It was another fine mess they got Hart into, but his assured display earned City a short-term reprieve, if not a long-term one.
Guardiola should now tweak his transfer strategy. When he arrives at City, the Spaniard must show Hart some serious love. He can start by showing Mangala and Otamendi the door.
It’s not the first time we concede goals at home — quite the opposite — but we proved we can score away too. So if we manage to give the same performance, without committing the same mistakes, we can go through.
- PSG coach Laurent Blanc
Pellegrini: no more mistakes
POROUS: Edinson Cavani finding space to flick on the ball for Adrien Rabiot to score PSG’s second goal. Such errors must be avoided if Man City are to progress, said their manager Manuel Pellegrini (below) . PHOTOS: REUTERS, AFP
Manchester City manager Manuel Pellegrini admitted that his side must not repeat the defensive errors that marred their Champions League quarter-final, first-leg clash with Paris St Germain yesterday morning, despite the 2-2 draw giving them the edge.
Away goals by Kevin de Bruyne and Fernandinho at the Parc des Princes mean City have the upper hand ahead of next Tuesday's return, but those strikes sandwiched a farcical goal presented to Zlatan Ibrahimovic and an Adrien Rabiot effort for PSG.
The French champions also saw Ibrahimovic have a penalty saved by Joe Hart early on with the game still goalless, so the evening could have gone far worse for Pellegrini's men.
"In the first half, we made an important mistake that we cannot continue to do if we want to stay in the competition," said Pellegrini of the awful mix-up between Hart and Fernando that allowed Ibrahimovic to score.
"The second goal of PSG was offside. It was not a mistake of the defence, but of the linesman.
"But it is important also to keep that mentality because when you receive the goal that we conceded in the last minute of the first half and then you concede a goal that is offside, it is not easy to try to recover.
"But I think the team have the personality and they believe in what they do. They always try to attack and we scored the second goal."
Nevertheless, Pellegrini refused to label his side as the favourites to advance now as City eye a first Champions League semi-final.
The Chilean has also not ruled out the possibility of captain Vincent Kompany returning for the second leg.
His opposite number Laurent Blanc is left with a selection headache for the second leg after both David Luiz and Blaise Matuidi picked up bookings that mean they will be suspended for the second leg.
Marco Verratti and Javier Pastore will also miss the game due to the injuries that prevented them from featuring in Paris as PSG go to England having to overcome the handicap of those away goals.
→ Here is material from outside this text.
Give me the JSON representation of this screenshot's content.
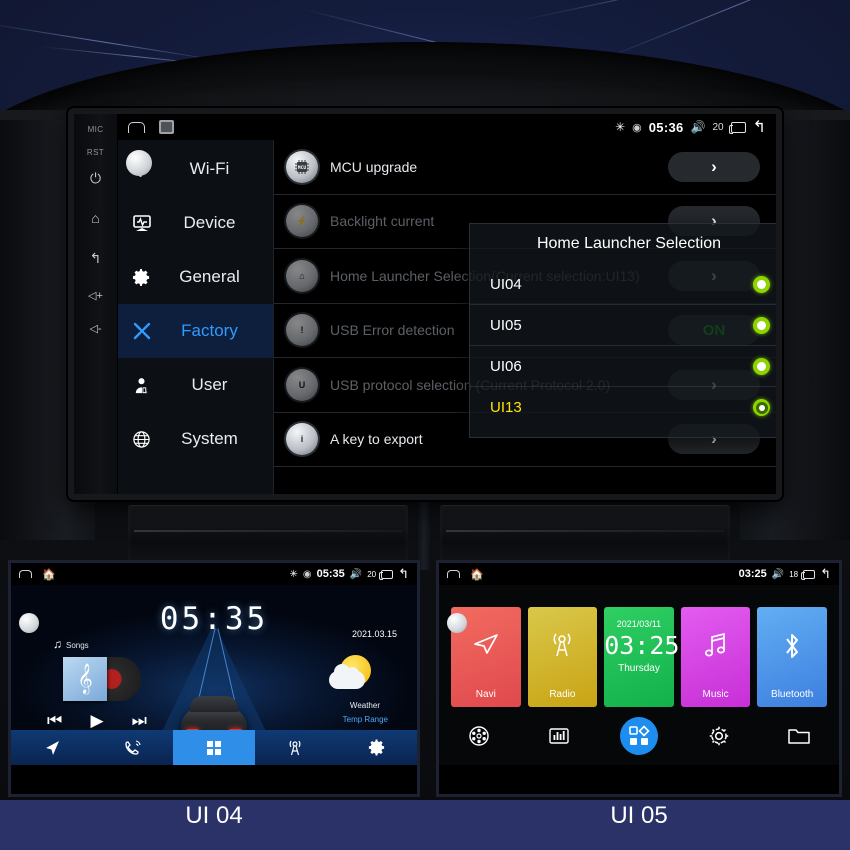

Blanc felt that PSG were made to pay for their errors.
"I don't know if we were weak, but there were many mistakes in terms of building up our play and in two of these mistakes it allowed Man City to score important away goals," he said.
"This is our main regret. We made mistakes we're not used to, but maybe it's the quality of this City team and the way they pressed us.
"We conceded first and things could have gone differently, but I was satisfied by the way we came back, although we couldn't manage to score the third goal.
"What I will take from this game - it's not the first time we've conceded at home. We always concede at home but, in the past, we've proven that we can score away."
- Wire Services.